While slow motion video isn't exactly a new thing in smartphones—we've had that as early as the LG Viewty in the 2007/2008 stretch—it has been trending up ever since Apple put its weight behind the feature with the iPhone 5s. Virtually all flagship and high-end smartphones today offer the special shooting mode today.
As a concept, slow motion video needs no introduction. We've all seen various clips showcasing the minute detail of a water-filled balloon bursting, or a cheetah about to snap its jaws on a gazelle. In most cases, however, these have been shot with high-end, dedicated gear, which can shoot video at frame rates in the hundred of thousands. With the two most popular smartphones on the planet—the iPhone 6s and Galaxy S7—the cap is set at 240 frames per second, or FPS for short. That's still more than enough for consumer-grade videos, however, so we were curious as to whether either of the two is superior than the other in this particular area. So we put them head to head.
If you're shooting at 240FPS, both devices will automatically limit their resolution to 720 x 1280 pixels, which isn't crazy high in today's world, but still sufficiently detailed for most use-case scenarios. And if you're ready to sacrifice on frame rate, with the iPhone 6s you can go down to 120FPS, but 1080 x 1920 pixels, for a lesser slow motion effect, but higher resolution. You can't do that on the Galaxy S7.
Before we get judgy, here's a mash-up of slow-mo clips we shot for the occasion:

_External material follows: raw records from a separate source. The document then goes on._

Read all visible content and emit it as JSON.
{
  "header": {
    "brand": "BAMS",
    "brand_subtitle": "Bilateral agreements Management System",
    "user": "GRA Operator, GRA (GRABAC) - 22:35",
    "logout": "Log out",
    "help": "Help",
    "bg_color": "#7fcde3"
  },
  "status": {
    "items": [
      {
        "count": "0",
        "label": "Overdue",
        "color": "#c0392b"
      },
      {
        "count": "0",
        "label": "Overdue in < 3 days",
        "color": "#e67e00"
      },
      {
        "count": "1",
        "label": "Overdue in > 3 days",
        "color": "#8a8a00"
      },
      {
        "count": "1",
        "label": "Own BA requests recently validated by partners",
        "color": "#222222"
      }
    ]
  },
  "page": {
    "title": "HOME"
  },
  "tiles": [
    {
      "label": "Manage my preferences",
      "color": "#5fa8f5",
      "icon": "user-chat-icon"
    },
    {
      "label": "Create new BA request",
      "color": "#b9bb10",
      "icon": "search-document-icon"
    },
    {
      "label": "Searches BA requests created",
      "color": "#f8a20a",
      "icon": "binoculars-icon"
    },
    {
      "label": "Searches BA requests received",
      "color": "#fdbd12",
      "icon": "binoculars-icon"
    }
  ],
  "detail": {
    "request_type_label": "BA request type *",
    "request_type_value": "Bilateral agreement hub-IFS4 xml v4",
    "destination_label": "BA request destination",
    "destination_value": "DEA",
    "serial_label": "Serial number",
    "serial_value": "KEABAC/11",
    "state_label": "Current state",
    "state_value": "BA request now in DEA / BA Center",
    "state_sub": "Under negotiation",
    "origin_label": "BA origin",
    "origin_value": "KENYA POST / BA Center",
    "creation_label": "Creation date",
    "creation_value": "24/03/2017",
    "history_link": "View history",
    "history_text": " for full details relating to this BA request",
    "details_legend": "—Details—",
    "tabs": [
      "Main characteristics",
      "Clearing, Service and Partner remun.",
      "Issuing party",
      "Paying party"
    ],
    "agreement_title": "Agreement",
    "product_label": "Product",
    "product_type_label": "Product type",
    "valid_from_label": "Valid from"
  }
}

Alright, so time to get technical and a little more analytical. First off, it's worth pointing out that both devices play back slow motion clips at 30 frames per second, and clips have a comparable bit rate at close to 9,000kbps. On the audio side of things, however, the iPhone 6s has the edge, with a 187kbps/44KHz audio, while the Galaxy S7 retains less information (127kbps), but samples at 48KHz. On paper, that means better audio coming out of the iPhone 6s, and in this case, we like what we hear better as well (especially noticeable during the Jenga tower segment).
Technical specifications aside, let's talk about the actual image quality. First off, playback appears to be equally smooth with both devices. In terms of image quality, however, we have some notable differences. For example, as with stills, Samsung goes for a much more noticeable sharpening effect, while the image of the iPhone 6s is much softer. Sharpening often leads people to mistakenly believe that images that otherwise offer comparable level of depth are superior than softer ones. In this case, however, sharpening or no sharpening, the Galaxy S7 offers notably better video quality than the iPhone 6s, and with far less yellow tinging.
The Galaxy S7 is superior in other areas, too. For example, slow motion clips aren't nearly as noisy on the Galaxy S7, and it's obvious that the significantly wider, f/1.7 lens lets a bit more light in than the f/2.2 one on the iPhone 6s—especially indoors. Given how footage at such high frame rates tends to be considerably darker than if you were taking normal video at, say 1080p or 4K resolution, this puts the Galaxy S7 in an advantageous position. But that's not all.
Slow motion video editing interface with the Galaxy S7 (left) and iPhone 6s (right).
Due to limitations that Apple put on the software—whether knowingly or not—we actually had to spend quite some time before we figured out how to export slow motion clips from the iPhone 6s to our computers, without a loss in detail. No, you can't e-mail them nor send them through iMessage—they'll be mercilessly compressed—and if you try to download them directly from the phone's storage, they'll be played back as a normal video sans the slow motion effect. The only workaround that we know of and that doesn't involve the purchase of an app is to use the free iMovie app from Apple to import the clips and then export them manually. It's a bit of a headache, but at least there's a way—it just means that the Galaxy S7 scores better on user experience, as with Samsung's device it's a simple drag-and-drop operation.
Finally, on the editing front, we have a near perfect tie. Both devices let you trim the footage and set a start and end manually, along with the ability to only slow down specific parts of the footage. The only plus on the S7's side is the ability to mute the footage if you're so inclined.
Our verdict? The Galaxy S7 has this, by a mile.